Various types of variant: what is genomic variation?

The diversity of differences in our genomes and their complex relationship with health and disease

Every human is unique, but if we were to look at our genomes we would find that we are 99.9% the same, genetically speaking. It is the remaining 0.1% that is responsible for all the differences that make each one of us individual. Genomic variation describes the differences between our genomes, which can vary in size, and if they have an impact on our health or not.

Single nucleotide polymorphisms

The most common form of genetic variants among individuals are the smallest, known as single nucleotide polymorphisms (SNPs), describing a change in a single nucleotide anywhere in the genome. A nucleotide change is considered an SNP if the changes at a particular position are seen in more than 1% of the population.

As SNPs occur on average every 300 nucleotides, there will be approximately 10 million SNPs in a person’s genome. The majority of these are harmless and not disease causing, and can be used by scientists as biological markers when investigating genes associated with disease. However, some SNPs are the direct cause of a particular condition. For example, Achondroplasia, in the majority of cases, results from a specific single base change in the FGFR3 gene, which leads to a change in a protein involved with bone growth. To put this into perspective, this gene contains a total of 2,236 SNPs, with only a small fraction of these being pathogenic.

Copy number variants

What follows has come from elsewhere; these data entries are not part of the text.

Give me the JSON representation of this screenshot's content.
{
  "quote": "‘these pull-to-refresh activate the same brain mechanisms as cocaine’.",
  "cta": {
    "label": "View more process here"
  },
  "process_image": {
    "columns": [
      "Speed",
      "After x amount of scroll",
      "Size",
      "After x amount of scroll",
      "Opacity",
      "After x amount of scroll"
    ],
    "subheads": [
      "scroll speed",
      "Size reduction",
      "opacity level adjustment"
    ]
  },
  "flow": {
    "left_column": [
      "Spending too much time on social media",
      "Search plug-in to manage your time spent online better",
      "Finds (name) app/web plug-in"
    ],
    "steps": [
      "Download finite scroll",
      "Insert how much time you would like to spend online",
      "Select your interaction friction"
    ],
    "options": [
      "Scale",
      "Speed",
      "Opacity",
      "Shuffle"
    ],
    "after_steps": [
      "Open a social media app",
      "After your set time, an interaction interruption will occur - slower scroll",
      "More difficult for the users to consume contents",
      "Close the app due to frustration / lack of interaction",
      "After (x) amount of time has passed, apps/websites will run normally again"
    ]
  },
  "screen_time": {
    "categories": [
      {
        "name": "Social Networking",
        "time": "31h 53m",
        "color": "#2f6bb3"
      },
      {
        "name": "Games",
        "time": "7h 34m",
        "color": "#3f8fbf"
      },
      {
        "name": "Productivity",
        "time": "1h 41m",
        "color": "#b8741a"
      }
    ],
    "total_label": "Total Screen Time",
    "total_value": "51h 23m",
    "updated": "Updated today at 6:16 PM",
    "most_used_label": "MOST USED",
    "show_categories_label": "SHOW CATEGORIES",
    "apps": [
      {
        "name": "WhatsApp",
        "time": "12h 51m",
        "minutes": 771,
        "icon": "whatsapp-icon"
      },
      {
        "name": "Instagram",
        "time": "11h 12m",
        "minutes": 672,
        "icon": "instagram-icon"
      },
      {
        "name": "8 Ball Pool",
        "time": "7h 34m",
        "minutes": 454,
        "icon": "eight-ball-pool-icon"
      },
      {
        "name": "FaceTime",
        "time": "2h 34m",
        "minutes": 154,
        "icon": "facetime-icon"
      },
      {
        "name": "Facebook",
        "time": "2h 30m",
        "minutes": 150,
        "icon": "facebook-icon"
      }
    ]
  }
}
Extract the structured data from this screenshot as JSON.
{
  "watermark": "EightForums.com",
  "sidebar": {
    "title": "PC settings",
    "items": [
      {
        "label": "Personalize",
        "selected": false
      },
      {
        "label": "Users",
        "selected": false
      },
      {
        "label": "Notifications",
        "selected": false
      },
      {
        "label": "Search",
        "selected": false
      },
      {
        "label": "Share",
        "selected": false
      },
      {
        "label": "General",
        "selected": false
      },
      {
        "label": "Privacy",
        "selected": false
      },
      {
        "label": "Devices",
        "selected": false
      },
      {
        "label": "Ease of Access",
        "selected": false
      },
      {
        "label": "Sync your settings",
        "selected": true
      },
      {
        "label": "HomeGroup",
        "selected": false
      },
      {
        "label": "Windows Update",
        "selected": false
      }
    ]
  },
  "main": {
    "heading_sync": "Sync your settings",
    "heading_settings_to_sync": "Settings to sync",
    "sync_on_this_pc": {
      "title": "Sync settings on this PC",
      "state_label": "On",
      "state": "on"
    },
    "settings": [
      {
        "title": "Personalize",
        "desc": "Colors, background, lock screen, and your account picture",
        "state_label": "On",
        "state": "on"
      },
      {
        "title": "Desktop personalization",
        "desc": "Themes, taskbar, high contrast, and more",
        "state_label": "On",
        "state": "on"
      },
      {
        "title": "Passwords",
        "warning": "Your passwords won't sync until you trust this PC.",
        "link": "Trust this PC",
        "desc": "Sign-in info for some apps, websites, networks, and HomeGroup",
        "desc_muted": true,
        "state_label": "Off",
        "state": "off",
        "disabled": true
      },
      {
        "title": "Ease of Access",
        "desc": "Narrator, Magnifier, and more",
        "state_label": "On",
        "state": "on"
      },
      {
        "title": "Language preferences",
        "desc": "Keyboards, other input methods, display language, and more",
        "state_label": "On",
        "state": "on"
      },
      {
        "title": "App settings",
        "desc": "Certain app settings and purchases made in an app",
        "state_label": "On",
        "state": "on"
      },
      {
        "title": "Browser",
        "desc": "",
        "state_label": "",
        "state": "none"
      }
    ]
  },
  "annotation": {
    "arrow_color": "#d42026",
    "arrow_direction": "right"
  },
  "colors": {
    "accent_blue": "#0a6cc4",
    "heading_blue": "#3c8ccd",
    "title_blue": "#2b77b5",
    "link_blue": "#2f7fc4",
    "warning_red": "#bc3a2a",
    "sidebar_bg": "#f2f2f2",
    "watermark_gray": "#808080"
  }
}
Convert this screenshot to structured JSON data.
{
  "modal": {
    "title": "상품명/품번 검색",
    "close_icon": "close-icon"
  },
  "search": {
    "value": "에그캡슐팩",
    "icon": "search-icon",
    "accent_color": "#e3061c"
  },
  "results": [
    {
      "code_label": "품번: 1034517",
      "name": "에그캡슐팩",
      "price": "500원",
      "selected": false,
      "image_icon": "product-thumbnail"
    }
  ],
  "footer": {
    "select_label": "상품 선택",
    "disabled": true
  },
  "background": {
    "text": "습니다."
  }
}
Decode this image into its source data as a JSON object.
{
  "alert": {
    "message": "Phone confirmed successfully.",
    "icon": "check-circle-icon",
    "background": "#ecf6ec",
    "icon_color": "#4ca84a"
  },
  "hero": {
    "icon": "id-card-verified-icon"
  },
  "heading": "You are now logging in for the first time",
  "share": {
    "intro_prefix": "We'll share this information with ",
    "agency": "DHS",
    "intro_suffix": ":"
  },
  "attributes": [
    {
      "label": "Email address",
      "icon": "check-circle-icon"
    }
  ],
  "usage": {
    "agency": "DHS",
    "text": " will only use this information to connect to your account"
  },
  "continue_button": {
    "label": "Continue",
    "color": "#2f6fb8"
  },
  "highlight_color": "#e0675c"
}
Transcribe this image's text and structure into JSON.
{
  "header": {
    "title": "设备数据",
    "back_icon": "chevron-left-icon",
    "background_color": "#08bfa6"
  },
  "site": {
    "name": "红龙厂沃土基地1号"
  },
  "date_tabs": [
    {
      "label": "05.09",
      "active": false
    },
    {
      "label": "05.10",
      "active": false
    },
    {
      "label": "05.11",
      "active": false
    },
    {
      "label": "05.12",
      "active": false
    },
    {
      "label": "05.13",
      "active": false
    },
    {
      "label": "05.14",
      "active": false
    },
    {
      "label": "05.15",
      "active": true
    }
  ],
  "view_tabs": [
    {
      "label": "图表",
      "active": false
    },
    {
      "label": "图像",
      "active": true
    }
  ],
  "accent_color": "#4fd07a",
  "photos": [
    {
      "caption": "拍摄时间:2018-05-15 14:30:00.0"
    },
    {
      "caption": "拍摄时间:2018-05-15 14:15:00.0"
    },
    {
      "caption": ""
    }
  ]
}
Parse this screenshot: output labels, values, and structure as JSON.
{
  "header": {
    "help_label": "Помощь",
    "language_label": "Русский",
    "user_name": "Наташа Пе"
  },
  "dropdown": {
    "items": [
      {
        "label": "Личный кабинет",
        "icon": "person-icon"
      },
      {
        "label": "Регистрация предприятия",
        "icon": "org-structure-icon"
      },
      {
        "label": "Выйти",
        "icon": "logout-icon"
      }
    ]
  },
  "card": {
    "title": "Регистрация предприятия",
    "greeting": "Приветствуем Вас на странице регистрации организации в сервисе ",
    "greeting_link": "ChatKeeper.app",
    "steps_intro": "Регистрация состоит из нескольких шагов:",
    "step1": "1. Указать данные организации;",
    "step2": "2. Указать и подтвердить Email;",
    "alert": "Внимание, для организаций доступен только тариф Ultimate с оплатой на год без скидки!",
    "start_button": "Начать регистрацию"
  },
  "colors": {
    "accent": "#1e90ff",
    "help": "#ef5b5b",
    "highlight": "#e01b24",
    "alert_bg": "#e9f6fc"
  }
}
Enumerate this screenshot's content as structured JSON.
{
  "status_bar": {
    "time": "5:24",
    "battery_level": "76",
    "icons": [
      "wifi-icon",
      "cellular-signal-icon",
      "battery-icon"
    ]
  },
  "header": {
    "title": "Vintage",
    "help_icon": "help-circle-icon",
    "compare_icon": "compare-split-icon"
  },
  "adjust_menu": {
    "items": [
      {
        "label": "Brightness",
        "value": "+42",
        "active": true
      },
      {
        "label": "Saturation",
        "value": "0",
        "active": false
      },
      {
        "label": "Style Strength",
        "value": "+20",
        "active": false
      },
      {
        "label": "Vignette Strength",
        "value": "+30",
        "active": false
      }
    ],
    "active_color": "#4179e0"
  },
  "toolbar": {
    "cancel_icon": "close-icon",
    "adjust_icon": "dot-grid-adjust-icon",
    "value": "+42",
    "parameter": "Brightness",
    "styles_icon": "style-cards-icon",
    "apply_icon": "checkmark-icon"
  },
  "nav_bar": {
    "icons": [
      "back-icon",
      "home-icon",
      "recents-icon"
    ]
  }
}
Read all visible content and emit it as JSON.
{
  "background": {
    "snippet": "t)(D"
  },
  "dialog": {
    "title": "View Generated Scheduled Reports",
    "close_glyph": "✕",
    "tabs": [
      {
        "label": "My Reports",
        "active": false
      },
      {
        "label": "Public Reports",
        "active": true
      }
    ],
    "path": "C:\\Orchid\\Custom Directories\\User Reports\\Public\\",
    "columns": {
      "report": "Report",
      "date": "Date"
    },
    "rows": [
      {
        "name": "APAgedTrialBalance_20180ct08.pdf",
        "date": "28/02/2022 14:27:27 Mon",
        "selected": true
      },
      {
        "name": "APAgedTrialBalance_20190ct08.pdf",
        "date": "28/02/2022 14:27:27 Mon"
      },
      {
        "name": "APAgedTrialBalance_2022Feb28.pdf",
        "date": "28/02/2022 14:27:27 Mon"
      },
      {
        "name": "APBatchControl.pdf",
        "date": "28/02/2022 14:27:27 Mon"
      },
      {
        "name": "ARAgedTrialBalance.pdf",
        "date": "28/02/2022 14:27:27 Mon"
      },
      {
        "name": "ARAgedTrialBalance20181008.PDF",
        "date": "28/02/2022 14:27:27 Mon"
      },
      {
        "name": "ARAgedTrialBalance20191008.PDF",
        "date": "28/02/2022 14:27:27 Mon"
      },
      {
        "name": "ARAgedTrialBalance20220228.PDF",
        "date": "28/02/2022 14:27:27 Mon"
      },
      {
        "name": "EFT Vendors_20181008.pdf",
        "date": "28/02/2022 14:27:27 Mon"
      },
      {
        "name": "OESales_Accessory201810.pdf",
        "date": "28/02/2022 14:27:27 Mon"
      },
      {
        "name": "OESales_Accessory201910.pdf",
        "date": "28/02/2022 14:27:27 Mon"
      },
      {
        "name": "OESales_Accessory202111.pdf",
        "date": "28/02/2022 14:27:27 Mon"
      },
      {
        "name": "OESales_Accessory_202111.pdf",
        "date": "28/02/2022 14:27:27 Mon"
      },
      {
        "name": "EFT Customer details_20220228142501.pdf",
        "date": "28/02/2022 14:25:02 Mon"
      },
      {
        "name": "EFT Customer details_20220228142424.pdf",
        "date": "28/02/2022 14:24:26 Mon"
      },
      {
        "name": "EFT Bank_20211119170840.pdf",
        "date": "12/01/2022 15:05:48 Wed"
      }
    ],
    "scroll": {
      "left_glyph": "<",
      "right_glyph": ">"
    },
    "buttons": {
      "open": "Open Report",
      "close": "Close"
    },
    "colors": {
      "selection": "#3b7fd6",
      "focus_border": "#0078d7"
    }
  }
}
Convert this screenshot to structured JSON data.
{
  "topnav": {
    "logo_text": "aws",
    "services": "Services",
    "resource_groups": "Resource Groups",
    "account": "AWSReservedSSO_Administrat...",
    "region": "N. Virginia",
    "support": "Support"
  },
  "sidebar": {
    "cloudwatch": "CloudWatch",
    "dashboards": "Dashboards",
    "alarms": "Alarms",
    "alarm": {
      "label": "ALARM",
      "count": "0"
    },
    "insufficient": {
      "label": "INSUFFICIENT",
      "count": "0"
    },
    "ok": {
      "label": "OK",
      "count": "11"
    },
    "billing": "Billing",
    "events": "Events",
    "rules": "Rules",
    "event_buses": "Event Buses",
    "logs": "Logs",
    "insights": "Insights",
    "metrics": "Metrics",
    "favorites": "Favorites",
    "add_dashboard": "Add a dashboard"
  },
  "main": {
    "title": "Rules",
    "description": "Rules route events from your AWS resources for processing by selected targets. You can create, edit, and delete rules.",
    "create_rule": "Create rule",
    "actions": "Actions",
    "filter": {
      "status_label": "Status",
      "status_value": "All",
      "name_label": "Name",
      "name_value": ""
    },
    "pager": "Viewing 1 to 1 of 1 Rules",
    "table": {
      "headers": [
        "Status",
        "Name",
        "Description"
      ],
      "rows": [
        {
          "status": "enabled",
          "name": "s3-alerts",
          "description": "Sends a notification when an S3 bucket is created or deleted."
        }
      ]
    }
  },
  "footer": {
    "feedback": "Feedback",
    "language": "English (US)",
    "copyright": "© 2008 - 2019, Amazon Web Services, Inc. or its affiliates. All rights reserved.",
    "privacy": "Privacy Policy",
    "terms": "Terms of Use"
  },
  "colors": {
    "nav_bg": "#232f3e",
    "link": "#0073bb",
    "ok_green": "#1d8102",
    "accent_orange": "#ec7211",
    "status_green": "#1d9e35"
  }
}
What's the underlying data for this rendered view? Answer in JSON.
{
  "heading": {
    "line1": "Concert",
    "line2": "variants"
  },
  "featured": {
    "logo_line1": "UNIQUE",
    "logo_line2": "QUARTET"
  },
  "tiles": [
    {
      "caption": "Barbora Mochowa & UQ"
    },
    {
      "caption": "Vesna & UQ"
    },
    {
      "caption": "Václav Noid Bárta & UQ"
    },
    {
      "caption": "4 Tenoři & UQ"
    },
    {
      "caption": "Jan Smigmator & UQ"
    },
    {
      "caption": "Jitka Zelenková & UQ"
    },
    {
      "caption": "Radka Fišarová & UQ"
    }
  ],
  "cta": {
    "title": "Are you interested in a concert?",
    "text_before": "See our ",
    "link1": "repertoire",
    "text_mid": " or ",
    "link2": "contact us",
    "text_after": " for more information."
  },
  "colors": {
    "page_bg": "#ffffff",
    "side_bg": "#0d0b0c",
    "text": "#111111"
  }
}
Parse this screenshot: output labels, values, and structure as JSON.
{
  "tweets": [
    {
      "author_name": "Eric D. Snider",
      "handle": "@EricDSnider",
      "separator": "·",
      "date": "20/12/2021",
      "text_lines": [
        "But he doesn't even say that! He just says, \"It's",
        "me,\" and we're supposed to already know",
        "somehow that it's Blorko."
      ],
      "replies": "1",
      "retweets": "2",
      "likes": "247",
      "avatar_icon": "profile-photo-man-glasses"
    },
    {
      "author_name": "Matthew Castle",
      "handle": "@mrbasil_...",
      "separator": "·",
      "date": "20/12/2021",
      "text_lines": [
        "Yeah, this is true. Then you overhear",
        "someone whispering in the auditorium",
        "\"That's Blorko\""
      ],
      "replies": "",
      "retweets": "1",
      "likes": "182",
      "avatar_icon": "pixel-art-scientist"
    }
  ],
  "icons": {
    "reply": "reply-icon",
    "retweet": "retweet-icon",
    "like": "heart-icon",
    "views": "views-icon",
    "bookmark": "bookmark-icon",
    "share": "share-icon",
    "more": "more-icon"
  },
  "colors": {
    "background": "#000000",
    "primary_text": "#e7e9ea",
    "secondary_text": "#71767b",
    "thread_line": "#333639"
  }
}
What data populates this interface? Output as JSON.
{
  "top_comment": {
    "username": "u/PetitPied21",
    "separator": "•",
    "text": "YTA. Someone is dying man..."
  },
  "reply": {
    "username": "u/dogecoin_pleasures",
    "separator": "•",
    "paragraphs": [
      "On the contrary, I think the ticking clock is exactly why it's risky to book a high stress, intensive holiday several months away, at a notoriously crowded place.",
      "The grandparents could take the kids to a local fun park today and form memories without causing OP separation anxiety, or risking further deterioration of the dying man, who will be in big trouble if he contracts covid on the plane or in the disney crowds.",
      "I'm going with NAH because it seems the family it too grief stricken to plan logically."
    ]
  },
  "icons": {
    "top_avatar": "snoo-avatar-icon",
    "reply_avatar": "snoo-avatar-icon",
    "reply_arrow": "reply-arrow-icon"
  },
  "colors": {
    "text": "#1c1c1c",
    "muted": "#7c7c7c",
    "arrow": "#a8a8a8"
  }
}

Copy number variants (CNVs) are regions of our genome that vary in copy and number, either due to duplication or deletion. These are classed as structural changes and recent scientific research suggests that up to 9.5% of the human genome may consist of copy number variants.1 Like SNPs, some CNVs exist that have no phenotypic consequence and simply contribute to the genetic variation between two individuals, whereas others exist that are disease causing.

Huntington’s disease is caused by repetition of the three base pairs (known as a tri-nucleotide repeat) CAG in the HTT gene. In a healthy individual, these 3 bases are repeated between 10 and 35 times, but in an individual with Huntington’s the repeats can number from 36 up to 120.

CNVs are also used to describe repeats of a whole gene. The human alpha-amylase 1 gene AMY1A, which codes for an enzyme that breaks down starch into sugars, can be present multiple times in a person’s genome, with one study reporting 14 copies of the gene in one individual.2 Interestingly, the number of repeats of this gene was found to be higher in populations with high-starch diets.


SNPs and CNVs can be studied using methods such as whole genome/exome sequencing and microarrays, but some variations in our genomes are so large they are visible when looking at an individual’s karyotype. Chromosomal translocation is genomic variation as a result of genetic rearrangements between different chromosomes, or within the same chromosome. In their simplest form, translocations can be balanced, meaning an even exchange between chromosomes resulting in no loss or gain of genetic information, or unbalanced, where the rearrangement results in extra or missing genetic information.

Balanced translocations are usually harmless and carriers are often unware they have one. However, unbalanced translocations can result in complications and are associated with numerous health problems, including developmental delay defects and several types of cancer. A rearrangement of genetic material between regions of chromosome 9 and 22 is common in patients with a form of leukaemia, as it was discovered this translocation created a fusion of two genes that resulted in increased cell division.

It is clear the influence that genetic variation can have on the health of an individual is complicated. Large changes to our genome can have no effect at all, whereas the change of a single nucleotide can have a huge impact. The advent of technologies like whole genome sequencing will undoubtedly generate new uncharacterised variants that may at first seem to make matters more complex, yet it will be this wealth of information that will begin to provide answers.


1. (Zarrei, et al, Nature Genetics, 2015)
2. (Perry et al, Nature Genetics, 2007)

Please note: This article is for informational or educational purposes, and does not substitute professional medical advice.